We want “King of the Mountains” to come to mind. There’s no place on earth that has running water and flushing toilets, and has mountains like Colorado. There just isn’t. Switzerland, which is thought of as a mountainous place, only has five 14,000-foot peaks. Colorado has 54 such peaks.
What draws you to branding?
It’s the creative aspect of it. It’s not all numbers, it’s not all math, but it is one part quantitative and one part qualitative, and I think that’s part of what’s made this something that I can thrive. A lot of creative people don’t have the quantitative skillset and they’re uncomfortable dealing with numbers. I feel very comfortable with both of those things. This allows me to not only help foster design solutions that are (hopefully) inspiring, but also to test, measure, and develop them, and use instruments that will validate or invalidate the strategy.
Why did you leave Noodles & Co.?

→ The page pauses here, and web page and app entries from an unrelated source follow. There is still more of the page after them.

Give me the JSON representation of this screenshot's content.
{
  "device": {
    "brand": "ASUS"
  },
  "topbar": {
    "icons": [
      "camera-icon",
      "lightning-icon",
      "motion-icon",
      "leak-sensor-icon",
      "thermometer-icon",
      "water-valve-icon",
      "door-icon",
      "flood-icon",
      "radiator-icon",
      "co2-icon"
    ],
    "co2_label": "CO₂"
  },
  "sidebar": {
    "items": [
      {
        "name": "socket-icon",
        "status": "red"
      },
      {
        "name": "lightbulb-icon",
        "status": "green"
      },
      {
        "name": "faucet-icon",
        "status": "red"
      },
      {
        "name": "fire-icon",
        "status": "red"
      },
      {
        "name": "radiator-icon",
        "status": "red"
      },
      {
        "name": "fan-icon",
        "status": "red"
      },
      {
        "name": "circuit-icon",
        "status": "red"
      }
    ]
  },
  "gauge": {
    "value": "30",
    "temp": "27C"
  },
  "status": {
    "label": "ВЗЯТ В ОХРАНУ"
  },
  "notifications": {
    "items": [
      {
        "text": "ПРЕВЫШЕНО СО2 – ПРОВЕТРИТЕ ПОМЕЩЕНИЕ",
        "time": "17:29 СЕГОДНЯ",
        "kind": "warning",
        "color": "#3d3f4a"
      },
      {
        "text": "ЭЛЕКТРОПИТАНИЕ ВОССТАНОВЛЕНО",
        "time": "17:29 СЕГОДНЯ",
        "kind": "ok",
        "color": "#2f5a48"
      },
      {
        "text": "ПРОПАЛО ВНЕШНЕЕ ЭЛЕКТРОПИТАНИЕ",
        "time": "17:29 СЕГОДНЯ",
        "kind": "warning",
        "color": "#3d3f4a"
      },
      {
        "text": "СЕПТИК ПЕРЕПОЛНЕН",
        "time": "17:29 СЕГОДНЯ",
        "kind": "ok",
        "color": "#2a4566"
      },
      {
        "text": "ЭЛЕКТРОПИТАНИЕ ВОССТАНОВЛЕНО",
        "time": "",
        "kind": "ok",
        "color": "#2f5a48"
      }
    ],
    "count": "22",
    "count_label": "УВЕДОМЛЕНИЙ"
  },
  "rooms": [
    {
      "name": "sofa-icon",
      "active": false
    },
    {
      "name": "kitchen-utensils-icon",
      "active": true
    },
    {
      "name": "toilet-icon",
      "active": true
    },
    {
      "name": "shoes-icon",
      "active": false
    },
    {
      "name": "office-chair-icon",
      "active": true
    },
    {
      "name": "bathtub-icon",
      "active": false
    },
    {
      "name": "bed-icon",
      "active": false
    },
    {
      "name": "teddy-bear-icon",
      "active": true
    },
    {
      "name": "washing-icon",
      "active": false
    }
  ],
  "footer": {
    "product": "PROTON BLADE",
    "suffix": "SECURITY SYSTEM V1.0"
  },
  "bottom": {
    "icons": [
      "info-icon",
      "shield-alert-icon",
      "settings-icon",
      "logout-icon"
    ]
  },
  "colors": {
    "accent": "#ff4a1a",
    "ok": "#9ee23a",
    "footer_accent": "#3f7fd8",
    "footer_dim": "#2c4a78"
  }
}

Well, Noodles & Company was really to me just an incredible labor of love. The vision hit me when I walked into a noodle shop in New York, and I realized that people all over the world people grew up eating pasta and noodles—that was their comfort or daily staple and I wanted to put the best of those things onto one menu, and make it fast, affordable, and friendly. That hit me in 1993, and it was almost 15 years later that I realized that I’d accomplished well beyond the goals that I had for that mission and my creative side needed to be stimulated a little differently. I needed a fresh challenge.
I thought it was only fair to the business, and the people who were involved in running the business, to be able to charge forward with a new leader who had fresh energy. So I parted ways, and did so on really good terms and feel I left the business in a really good upward trend.

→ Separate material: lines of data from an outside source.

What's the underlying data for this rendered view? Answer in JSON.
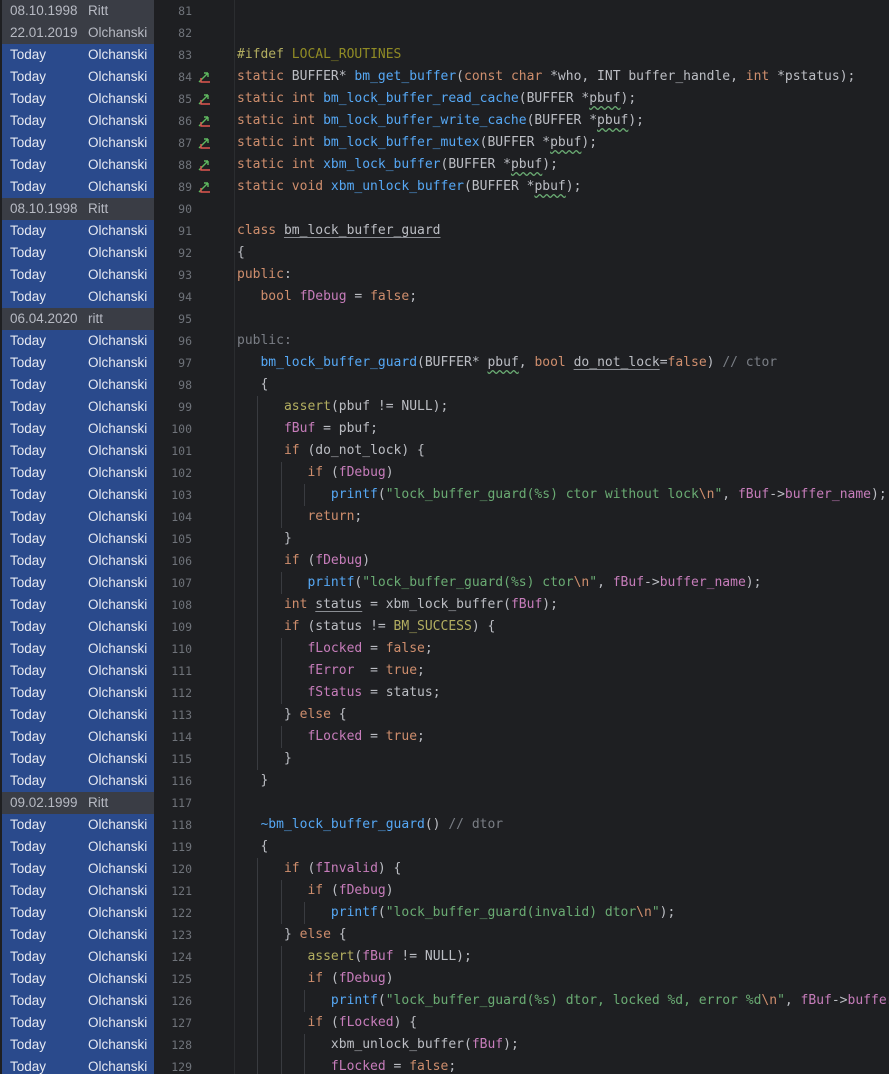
{
  "editor": {
    "colors": {
      "background": "#1e1f22",
      "blame_today": "#2a4a8c",
      "blame_old": "#3a3d45",
      "line_number": "#6f737a",
      "keyword": "#cf8e6d",
      "function": "#56a8f5",
      "string": "#6aab73",
      "comment": "#7a7e85",
      "field": "#c77dbb",
      "macro": "#b3ae60"
    },
    "gutter_icon": "implementation-arrows-icon",
    "lines": [
      {
        "num": "81",
        "date": "08.10.1998",
        "author": "Ritt",
        "old": true,
        "code": []
      },
      {
        "num": "82",
        "date": "22.01.2019",
        "author": "Olchanski",
        "old": true,
        "code": []
      },
      {
        "num": "83",
        "date": "Today",
        "author": "Olchanski",
        "code": [
          {
            "t": "#ifdef ",
            "c": "pp"
          },
          {
            "t": "LOCAL_ROUTINES",
            "c": "ppid"
          }
        ]
      },
      {
        "num": "84",
        "date": "Today",
        "author": "Olchanski",
        "mark": true,
        "code": [
          {
            "t": "static ",
            "c": "kw"
          },
          {
            "t": "BUFFER* "
          },
          {
            "t": "bm_get_buffer",
            "c": "fn"
          },
          {
            "t": "("
          },
          {
            "t": "const char ",
            "c": "kw"
          },
          {
            "t": "*who, INT buffer_handle, "
          },
          {
            "t": "int ",
            "c": "kw"
          },
          {
            "t": "*pstatus);"
          }
        ]
      },
      {
        "num": "85",
        "date": "Today",
        "author": "Olchanski",
        "mark": true,
        "code": [
          {
            "t": "static int ",
            "c": "kw"
          },
          {
            "t": "bm_lock_buffer_read_cache",
            "c": "fn"
          },
          {
            "t": "(BUFFER *"
          },
          {
            "t": "pbuf",
            "c": "typo"
          },
          {
            "t": ");"
          }
        ]
      },
      {
        "num": "86",
        "date": "Today",
        "author": "Olchanski",
        "mark": true,
        "code": [
          {
            "t": "static int ",
            "c": "kw"
          },
          {
            "t": "bm_lock_buffer_write_cache",
            "c": "fn"
          },
          {
            "t": "(BUFFER *"
          },
          {
            "t": "pbuf",
            "c": "typo"
          },
          {
            "t": ");"
          }
        ]
      },
      {
        "num": "87",
        "date": "Today",
        "author": "Olchanski",
        "mark": true,
        "code": [
          {
            "t": "static int ",
            "c": "kw"
          },
          {
            "t": "bm_lock_buffer_mutex",
            "c": "fn"
          },
          {
            "t": "(BUFFER *"
          },
          {
            "t": "pbuf",
            "c": "typo"
          },
          {
            "t": ");"
          }
        ]
      },
      {
        "num": "88",
        "date": "Today",
        "author": "Olchanski",
        "mark": true,
        "code": [
          {
            "t": "static int ",
            "c": "kw"
          },
          {
            "t": "xbm_lock_buffer",
            "c": "fn"
          },
          {
            "t": "(BUFFER *"
          },
          {
            "t": "pbuf",
            "c": "typo"
          },
          {
            "t": ");"
          }
        ]
      },
      {
        "num": "89",
        "date": "Today",
        "author": "Olchanski",
        "mark": true,
        "code": [
          {
            "t": "static void ",
            "c": "kw"
          },
          {
            "t": "xbm_unlock_buffer",
            "c": "fn"
          },
          {
            "t": "(BUFFER *"
          },
          {
            "t": "pbuf",
            "c": "typo"
          },
          {
            "t": ");"
          }
        ]
      },
      {
        "num": "90",
        "date": "08.10.1998",
        "author": "Ritt",
        "old": true,
        "code": []
      },
      {
        "num": "91",
        "date": "Today",
        "author": "Olchanski",
        "code": [
          {
            "t": "class ",
            "c": "kw"
          },
          {
            "t": "bm_lock_buffer_guard",
            "c": "ul"
          }
        ]
      },
      {
        "num": "92",
        "date": "Today",
        "author": "Olchanski",
        "code": [
          {
            "t": "{"
          }
        ]
      },
      {
        "num": "93",
        "date": "Today",
        "author": "Olchanski",
        "code": [
          {
            "t": "public",
            "c": "vis"
          },
          {
            "t": ":"
          }
        ]
      },
      {
        "num": "94",
        "date": "Today",
        "author": "Olchanski",
        "code": [
          {
            "t": "   "
          },
          {
            "t": "bool ",
            "c": "kw"
          },
          {
            "t": "fDebug",
            "c": "fld"
          },
          {
            "t": " = "
          },
          {
            "t": "false",
            "c": "kw"
          },
          {
            "t": ";"
          }
        ]
      },
      {
        "num": "95",
        "date": "06.04.2020",
        "author": "ritt",
        "old": true,
        "code": []
      },
      {
        "num": "96",
        "date": "Today",
        "author": "Olchanski",
        "code": [
          {
            "t": "public:",
            "c": "visdim"
          }
        ]
      },
      {
        "num": "97",
        "date": "Today",
        "author": "Olchanski",
        "code": [
          {
            "t": "   "
          },
          {
            "t": "bm_lock_buffer_guard",
            "c": "fn"
          },
          {
            "t": "(BUFFER* "
          },
          {
            "t": "pbuf",
            "c": "typo"
          },
          {
            "t": ", "
          },
          {
            "t": "bool ",
            "c": "kw"
          },
          {
            "t": "do_not_lock",
            "c": "ul"
          },
          {
            "t": "="
          },
          {
            "t": "false",
            "c": "kw"
          },
          {
            "t": ") "
          },
          {
            "t": "// ctor",
            "c": "cm"
          }
        ]
      },
      {
        "num": "98",
        "date": "Today",
        "author": "Olchanski",
        "code": [
          {
            "t": "   {"
          }
        ]
      },
      {
        "num": "99",
        "date": "Today",
        "author": "Olchanski",
        "code": [
          {
            "t": "      "
          },
          {
            "t": "assert",
            "c": "mac"
          },
          {
            "t": "(pbuf != NULL);"
          }
        ]
      },
      {
        "num": "100",
        "date": "Today",
        "author": "Olchanski",
        "code": [
          {
            "t": "      "
          },
          {
            "t": "fBuf",
            "c": "fld"
          },
          {
            "t": " = pbuf;"
          }
        ]
      },
      {
        "num": "101",
        "date": "Today",
        "author": "Olchanski",
        "code": [
          {
            "t": "      "
          },
          {
            "t": "if ",
            "c": "kw"
          },
          {
            "t": "(do_not_lock) {"
          }
        ]
      },
      {
        "num": "102",
        "date": "Today",
        "author": "Olchanski",
        "code": [
          {
            "t": "         "
          },
          {
            "t": "if ",
            "c": "kw"
          },
          {
            "t": "("
          },
          {
            "t": "fDebug",
            "c": "fld"
          },
          {
            "t": ")"
          }
        ]
      },
      {
        "num": "103",
        "date": "Today",
        "author": "Olchanski",
        "code": [
          {
            "t": "            "
          },
          {
            "t": "printf",
            "c": "fn"
          },
          {
            "t": "("
          },
          {
            "t": "\"lock_buffer_guard(%s) ctor without lock",
            "c": "str"
          },
          {
            "t": "\\n",
            "c": "esc"
          },
          {
            "t": "\"",
            "c": "str"
          },
          {
            "t": ", "
          },
          {
            "t": "fBuf",
            "c": "fld"
          },
          {
            "t": "->"
          },
          {
            "t": "buffer_name",
            "c": "fld"
          },
          {
            "t": ");"
          }
        ]
      },
      {
        "num": "104",
        "date": "Today",
        "author": "Olchanski",
        "code": [
          {
            "t": "         "
          },
          {
            "t": "return",
            "c": "kw"
          },
          {
            "t": ";"
          }
        ]
      },
      {
        "num": "105",
        "date": "Today",
        "author": "Olchanski",
        "code": [
          {
            "t": "      }"
          }
        ]
      },
      {
        "num": "106",
        "date": "Today",
        "author": "Olchanski",
        "code": [
          {
            "t": "      "
          },
          {
            "t": "if ",
            "c": "kw"
          },
          {
            "t": "("
          },
          {
            "t": "fDebug",
            "c": "fld"
          },
          {
            "t": ")"
          }
        ]
      },
      {
        "num": "107",
        "date": "Today",
        "author": "Olchanski",
        "code": [
          {
            "t": "         "
          },
          {
            "t": "printf",
            "c": "fn"
          },
          {
            "t": "("
          },
          {
            "t": "\"lock_buffer_guard(%s) ctor",
            "c": "str"
          },
          {
            "t": "\\n",
            "c": "esc"
          },
          {
            "t": "\"",
            "c": "str"
          },
          {
            "t": ", "
          },
          {
            "t": "fBuf",
            "c": "fld"
          },
          {
            "t": "->"
          },
          {
            "t": "buffer_name",
            "c": "fld"
          },
          {
            "t": ");"
          }
        ]
      },
      {
        "num": "108",
        "date": "Today",
        "author": "Olchanski",
        "code": [
          {
            "t": "      "
          },
          {
            "t": "int ",
            "c": "kw"
          },
          {
            "t": "status",
            "c": "ul"
          },
          {
            "t": " = xbm_lock_buffer("
          },
          {
            "t": "fBuf",
            "c": "fld"
          },
          {
            "t": ");"
          }
        ]
      },
      {
        "num": "109",
        "date": "Today",
        "author": "Olchanski",
        "code": [
          {
            "t": "      "
          },
          {
            "t": "if ",
            "c": "kw"
          },
          {
            "t": "(status != "
          },
          {
            "t": "BM_SUCCESS",
            "c": "mac"
          },
          {
            "t": ") {"
          }
        ]
      },
      {
        "num": "110",
        "date": "Today",
        "author": "Olchanski",
        "code": [
          {
            "t": "         "
          },
          {
            "t": "fLocked",
            "c": "fld"
          },
          {
            "t": " = "
          },
          {
            "t": "false",
            "c": "kw"
          },
          {
            "t": ";"
          }
        ]
      },
      {
        "num": "111",
        "date": "Today",
        "author": "Olchanski",
        "code": [
          {
            "t": "         "
          },
          {
            "t": "fError",
            "c": "fld"
          },
          {
            "t": "  = "
          },
          {
            "t": "true",
            "c": "kw"
          },
          {
            "t": ";"
          }
        ]
      },
      {
        "num": "112",
        "date": "Today",
        "author": "Olchanski",
        "code": [
          {
            "t": "         "
          },
          {
            "t": "fStatus",
            "c": "fld"
          },
          {
            "t": " = status;"
          }
        ]
      },
      {
        "num": "113",
        "date": "Today",
        "author": "Olchanski",
        "code": [
          {
            "t": "      } "
          },
          {
            "t": "else ",
            "c": "kw"
          },
          {
            "t": "{"
          }
        ]
      },
      {
        "num": "114",
        "date": "Today",
        "author": "Olchanski",
        "code": [
          {
            "t": "         "
          },
          {
            "t": "fLocked",
            "c": "fld"
          },
          {
            "t": " = "
          },
          {
            "t": "true",
            "c": "kw"
          },
          {
            "t": ";"
          }
        ]
      },
      {
        "num": "115",
        "date": "Today",
        "author": "Olchanski",
        "code": [
          {
            "t": "      }"
          }
        ]
      },
      {
        "num": "116",
        "date": "Today",
        "author": "Olchanski",
        "code": [
          {
            "t": "   }"
          }
        ]
      },
      {
        "num": "117",
        "date": "09.02.1999",
        "author": "Ritt",
        "old": true,
        "code": []
      },
      {
        "num": "118",
        "date": "Today",
        "author": "Olchanski",
        "code": [
          {
            "t": "   "
          },
          {
            "t": "~bm_lock_buffer_guard",
            "c": "fn"
          },
          {
            "t": "() "
          },
          {
            "t": "// dtor",
            "c": "cm"
          }
        ]
      },
      {
        "num": "119",
        "date": "Today",
        "author": "Olchanski",
        "code": [
          {
            "t": "   {"
          }
        ]
      },
      {
        "num": "120",
        "date": "Today",
        "author": "Olchanski",
        "code": [
          {
            "t": "      "
          },
          {
            "t": "if ",
            "c": "kw"
          },
          {
            "t": "("
          },
          {
            "t": "fInvalid",
            "c": "fld"
          },
          {
            "t": ") {"
          }
        ]
      },
      {
        "num": "121",
        "date": "Today",
        "author": "Olchanski",
        "code": [
          {
            "t": "         "
          },
          {
            "t": "if ",
            "c": "kw"
          },
          {
            "t": "("
          },
          {
            "t": "fDebug",
            "c": "fld"
          },
          {
            "t": ")"
          }
        ]
      },
      {
        "num": "122",
        "date": "Today",
        "author": "Olchanski",
        "code": [
          {
            "t": "            "
          },
          {
            "t": "printf",
            "c": "fn"
          },
          {
            "t": "("
          },
          {
            "t": "\"lock_buffer_guard(invalid) dtor",
            "c": "str"
          },
          {
            "t": "\\n",
            "c": "esc"
          },
          {
            "t": "\"",
            "c": "str"
          },
          {
            "t": ");"
          }
        ]
      },
      {
        "num": "123",
        "date": "Today",
        "author": "Olchanski",
        "code": [
          {
            "t": "      } "
          },
          {
            "t": "else ",
            "c": "kw"
          },
          {
            "t": "{"
          }
        ]
      },
      {
        "num": "124",
        "date": "Today",
        "author": "Olchanski",
        "code": [
          {
            "t": "         "
          },
          {
            "t": "assert",
            "c": "mac"
          },
          {
            "t": "("
          },
          {
            "t": "fBuf",
            "c": "fld"
          },
          {
            "t": " != NULL);"
          }
        ]
      },
      {
        "num": "125",
        "date": "Today",
        "author": "Olchanski",
        "code": [
          {
            "t": "         "
          },
          {
            "t": "if ",
            "c": "kw"
          },
          {
            "t": "("
          },
          {
            "t": "fDebug",
            "c": "fld"
          },
          {
            "t": ")"
          }
        ]
      },
      {
        "num": "126",
        "date": "Today",
        "author": "Olchanski",
        "code": [
          {
            "t": "            "
          },
          {
            "t": "printf",
            "c": "fn"
          },
          {
            "t": "("
          },
          {
            "t": "\"lock_buffer_guard(%s) dtor, locked %d, error %d",
            "c": "str"
          },
          {
            "t": "\\n",
            "c": "esc"
          },
          {
            "t": "\"",
            "c": "str"
          },
          {
            "t": ", "
          },
          {
            "t": "fBuf",
            "c": "fld"
          },
          {
            "t": "->"
          },
          {
            "t": "buffer",
            "c": "fld"
          }
        ]
      },
      {
        "num": "127",
        "date": "Today",
        "author": "Olchanski",
        "code": [
          {
            "t": "         "
          },
          {
            "t": "if ",
            "c": "kw"
          },
          {
            "t": "("
          },
          {
            "t": "fLocked",
            "c": "fld"
          },
          {
            "t": ") {"
          }
        ]
      },
      {
        "num": "128",
        "date": "Today",
        "author": "Olchanski",
        "code": [
          {
            "t": "            "
          },
          {
            "t": "xbm_unlock_buffer("
          },
          {
            "t": "fBuf",
            "c": "fld"
          },
          {
            "t": ");"
          }
        ]
      },
      {
        "num": "129",
        "date": "Today",
        "author": "Olchanski",
        "code": [
          {
            "t": "            "
          },
          {
            "t": "fLocked",
            "c": "fld"
          },
          {
            "t": " = "
          },
          {
            "t": "false",
            "c": "kw"
          },
          {
            "t": ";"
          }
        ]
      }
    ]
  }
}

When the Governor of Colorado asked me to do this I thought, “Oh my god, I can’t believe no one has thought of marketing a state before, beyond tourism.” And the thought of developing and fostering a reputation for a place, I was really captivated by the idea. And I liked Governor [Hickenlooper], I thought he was a really solid person and I decided that this was a good mission for me to take on. I actually signed up for a 2 year stint, and I’d give 2 years of my professional life to the state of Colorado and actually my 2 years is now done.
So what’s next for you?
Whew, I’m taking a sabbatical, my friend. Honestly it was so intense—perhaps more so than I really had anticipated, but it was also so much fun and we got more done than I thought we would. So I’m going to move on, where I go from here, I don’t know but I’m going to take some time to decompress and then in the fall revisit that. But I think I’ll be in the entrepreneurial world, either as an advisor or in some sort of new launch or start-up. There a couple of ideas that have been swirling around my head...
Aaron Kennedy is the recently retired Chief Marketing Officer of the State of Colorado, where he has overseen new brand designs as part of Governor John Hickenlooper’s economic development plan for Colorado. The designs, which have been adopted by state authorities and are adopted by many businesses as well, will also help support a variety of state-preservation organizations, such as Great Outdoors Colorado. Prior to working for the state, Mr. Kennedy was the founder and CEO of restaurant chain Noodles and Company, a fast-casual restaurant with approximately 400 locations around the country. Mr. Kennedy has significant experience in the world of branding and design. Before starting Noodles & Company in 1995, he served as the NY Director for the design firm BrandImage, the Brand Manager of Pepsi, and helped develop and launch “Lunchables” products for Kraft/General Foods in the 1980s. A member of Inc.’s 500 Hall of Fame and named Entrepreneur of the Year by Ernst & Young, Mr. Kennedy holds an MBA from the University of Wisconsin-Madison and a B.A. in Journalism from Augustana College.